Jochen Einbeck - Durham University (United Kingdom)

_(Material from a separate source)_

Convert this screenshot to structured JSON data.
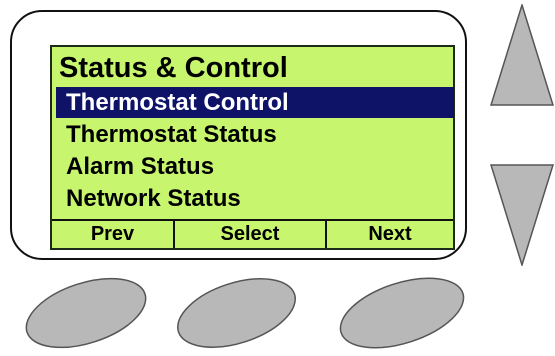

Abstract: For a given continuous test statistic $T$ and observed value $t$, traditionally ``right--tail'' $p$--values are defined as $P_0(T\geq t)$, where $P_0$ is the distribution of $T$ under the null hypothesis, ``left--tail'' $p$--values being defined analogously. However, this is not the only way of defining $p$--values. For discrete data, $\hat\alpha_{T,\lambda}(t) = P_0[T>t]+\lambda P_0[T=t]$ defines the ``$\lambda$-$p$-value'' $\lambda=1$ corresponding to the ``traditional $p$-value'', and $\lambda=0.5$ to the ``mid $p$--value''. Following similar lines of reasoning, one can motivate and define the $\lambda$-\textit{quantile}. In a discrete setting, $\lambda$-$p$-values and quantiles may be shown to have superior properties to their traditional counterparts, for example, unlike traditional $p$-values, the expected value of mid-$p$-values is $0.5$ under the null hypothesis, and their use in hypothesis tests with discrete test statistics may, at least in certain cases, be shown to lead to better power and attainment rates. We explore the use of $\lambda$-$p$-values and quantiles, discussing their advantages and disadvantages.